Just Two Questions
A Socratic Question is a question intended to challenge accuracy and completeness of thinking in a way that acts to move people towards their ultimate goal.
In a recent post I mentioned two simple questions – questions which are all a business needs to make sure it’s doing-the-right-things (as opposed to the much less useful doing-things-right):
Q1: “What is the purpose of this work, from the paying customers’ (end-users’) point of view?
All work which helps serve the purpose of the customer is value-adding work. All work which fails to serve the purpose of the customer (more exactly, all the stakeholders) is wasted work.
Q2: “What measures will the workers choose and use to understand and improve their work?”
Measures which reveal progress on making the work work better are the only measures worth having. And the only measures that can feed purposeful conversations about e.g. further improvements.
Only measures set by the team or workers themselves will not be automatically gamed.

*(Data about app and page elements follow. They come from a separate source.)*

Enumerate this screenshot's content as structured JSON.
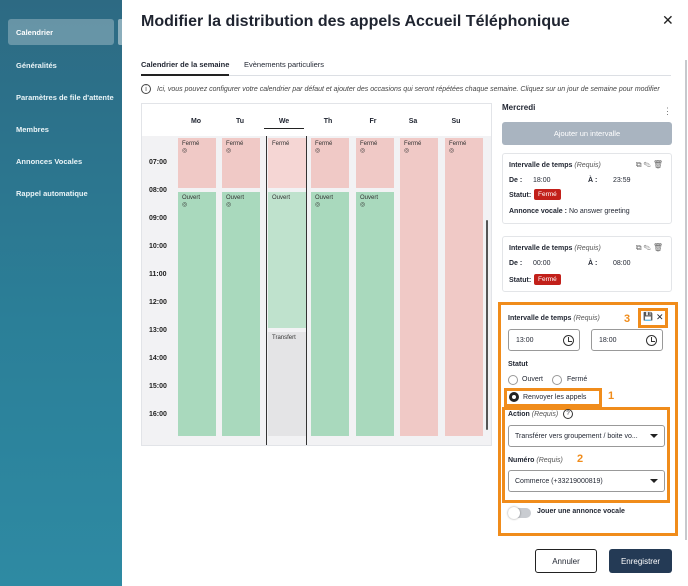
{
  "sidebar": {
    "items": [
      {
        "label": "Calendrier",
        "active": true
      },
      {
        "label": "Généralités"
      },
      {
        "label": "Paramètres de file d'attente"
      },
      {
        "label": "Membres"
      },
      {
        "label": "Annonces Vocales"
      },
      {
        "label": "Rappel automatique"
      }
    ]
  },
  "modal": {
    "title": "Modifier la distribution des appels Accueil Téléphonique",
    "close_glyph": "✕"
  },
  "tabs": [
    {
      "label": "Calendrier de la semaine",
      "active": true
    },
    {
      "label": "Evènements particuliers"
    }
  ],
  "info_text": "Ici, vous pouvez configurer votre calendrier par défaut et ajouter des occasions qui seront répétées chaque semaine. Cliquez sur un jour de semaine pour modifier",
  "calendar": {
    "days": [
      "Mo",
      "Tu",
      "We",
      "Th",
      "Fr",
      "Sa",
      "Su"
    ],
    "selected_day": "We",
    "hours": [
      "07:00",
      "08:00",
      "09:00",
      "10:00",
      "11:00",
      "12:00",
      "13:00",
      "14:00",
      "15:00",
      "16:00"
    ],
    "labels": {
      "closed": "Fermé",
      "open": "Ouvert",
      "transfer": "Transfert",
      "globe": "◎"
    }
  },
  "right": {
    "day_title": "Mercredi",
    "kebab": "⋮",
    "add_button": "Ajouter un intervalle",
    "required": "(Requis)",
    "interval_label": "Intervalle de temps",
    "from_label": "De :",
    "to_label": "À :",
    "status_label": "Statut:",
    "voice_label": "Annonce vocale :",
    "card1": {
      "from": "18:00",
      "to": "23:59",
      "status": "Fermé",
      "voice": "No answer greeting"
    },
    "card2": {
      "from": "00:00",
      "to": "08:00",
      "status": "Fermé"
    },
    "tool_icons": "⧉✎🗑"
  },
  "edit": {
    "interval_label": "Intervalle de temps",
    "required": "(Requis)",
    "from_value": "13:00",
    "to_value": "18:00",
    "status_title": "Statut",
    "radio_open": "Ouvert",
    "radio_closed": "Fermé",
    "radio_forward": "Renvoyer les appels",
    "action_label": "Action",
    "action_value": "Transférer vers groupement / boite vo...",
    "number_label": "Numéro",
    "number_value": "Commerce (+33219000819)",
    "voice_toggle_label": "Jouer une annonce vocale",
    "save_icon": "💾",
    "cancel_icon": "✕",
    "help_icon": "?",
    "marker_1": "1",
    "marker_2": "2",
    "marker_3": "3"
  },
  "footer": {
    "cancel": "Annuler",
    "save": "Enregistrer"
  },
  "colors": {
    "sidebar": "#2b7f98",
    "closed": "#f0c9c6",
    "open": "#a9d9bd",
    "badge": "#c2201a",
    "highlight": "#f08c1b",
    "save_button": "#243a55"
  }
}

And will be amenable to timely revision to keep them relevant as the work changes.
Although not a given, these kinds of measures lead naturally to a “go to the gemba” approach – getting knowledge of what’s really happening by studying the way the work works.
Towards Productive Dialogue
These two questions are sufficient to forge the necessary “crucible” for productive dialogue – as explained by William Isaacs in his book “Dialogue and the Art of Thinking Together“.
“I Want You to Cheat” ~ John Seddon